Tue, Feb

Trump, Brexit and the inkjet industry: challenge or opportunity?

At the end of 2016 IMI Europe held a panel discussion with key players in the digital inkjet space on how the changing political landscape might impact the sector.

Here IMI Europe managing director Dr Tim Phillips talks about the issues raised.

At the IMI Europe Digital Printing Conference in Amsterdam, Netherlands, at the end of 2016, part of the conference programme was a panel discussion with industry experts discussing the potential impact of recent political upheavals on the inkjet printing industry. Panel members Marco Boer of IT Strategies, Sander Jansen of Scanlaser (a Dutch book printer using digital technology extensively) and José Luis Ramon of EFI discussed this, with the panel chaired by Mike Willis of Pivotal Resources and IMI Europe.

The first question asked whether, in the US, printshop owners are happy with the election of Trump? Marco Boer said that many owners were happy with this - they tend historically to vote Republican, hoping for lower taxes and less regulation, potentially leading to larger margins. However, economists say that since WW2, every single election that switches party actually has a minor impact as in fact presidents have very little power.

Half of the current US government budget pays for healthcare, pensions and the national debt, and this is expected to rise to 70% in the next ten years with demographic changes, so there is very little room to move in reducing taxes. In addition the expectation is that any move to leave agreements like NAFTA are likely to be hamstrung by legal obstruction from industries that may lose out, so there may be much less and slower change that that expected. Many producers who have invested in meeting environmental, health and safety and other regulations would be against removing these, as they reduce competition from lower cost producers.

An audience member asked if trade barriers would be good for the inkjet industry - given they encourage production local to consumption, perhaps this is positive for digital printing? Another question was about acquisitions in the industry, many across borders. Will the political changes affect this? Boer felt that this would not be an issue - actually the issue for a company like EFI is the ‘low hanging fruit’ being used up, creating a challenge for it to continue to grow as expected.

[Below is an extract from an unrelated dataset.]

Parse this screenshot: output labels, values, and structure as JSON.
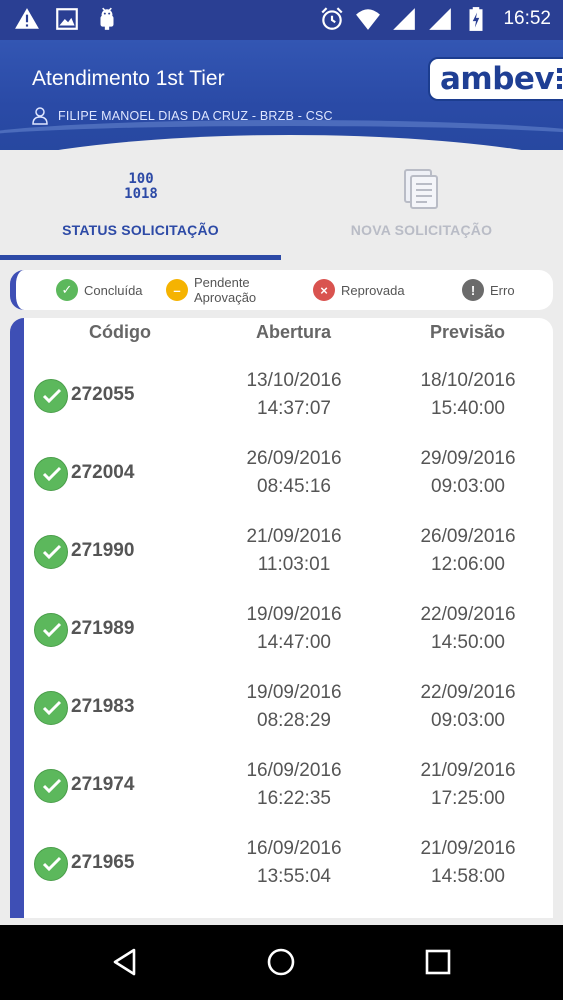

Willis was asked whether patent law might be affected by political change. He argued that patent authorities cooperate extensively across borders currently, making it easier for large companies to protect their investments worldwide, and believes that the interest these companies have in maintaining this structure means there will be strong resistance to any break down in this cooperation.

Another audience member asked whether, if the much talked about ‘walls’ were built around the US, would it be a chance for the rest of the world to trade and fill the gap left by a more insular US? Boer thought that Latin America for example would be encouraged to do more of its own printing, rather than trading with Europe to replace the US - more local production as previously mentioned, which may be a positive for the inkjet industry.

The feeling was that the UK is in a paralysed situation currently with a ‘phoney war’ in place over Brexit. Apart from the large drop in the value of the pound - which favours UK exporters in the short term - there is a great deal of uncertainty over what will actually happen.

An immediate impact is from research groups in UK universities being frozen out of new collaborative bids due to the expected withdrawal from the EU. One view from the audience was ‘nobody has done anything silly yet, but they will!’ and that many of the negative predictions of the consequences of Brexit will come to pass, but have simply been delayed during arguments about triggering Article 50.

The final question that was asked considered whether the Brexit vote had changed perceptions from outside the UK about Britain and what it stands for, and by implication what British companies stand for.

Jansen felt that doing business together was down to relationships between people, and hence political decisions would have little impact on strong business relationships. Boer argued that the UK decision was part of a global rebellion against some changes happening in the world, and that other countries would also swing to the right in the next years. Ramon hoped that the uncertainty would be resolved as soon as possible so that business could continue.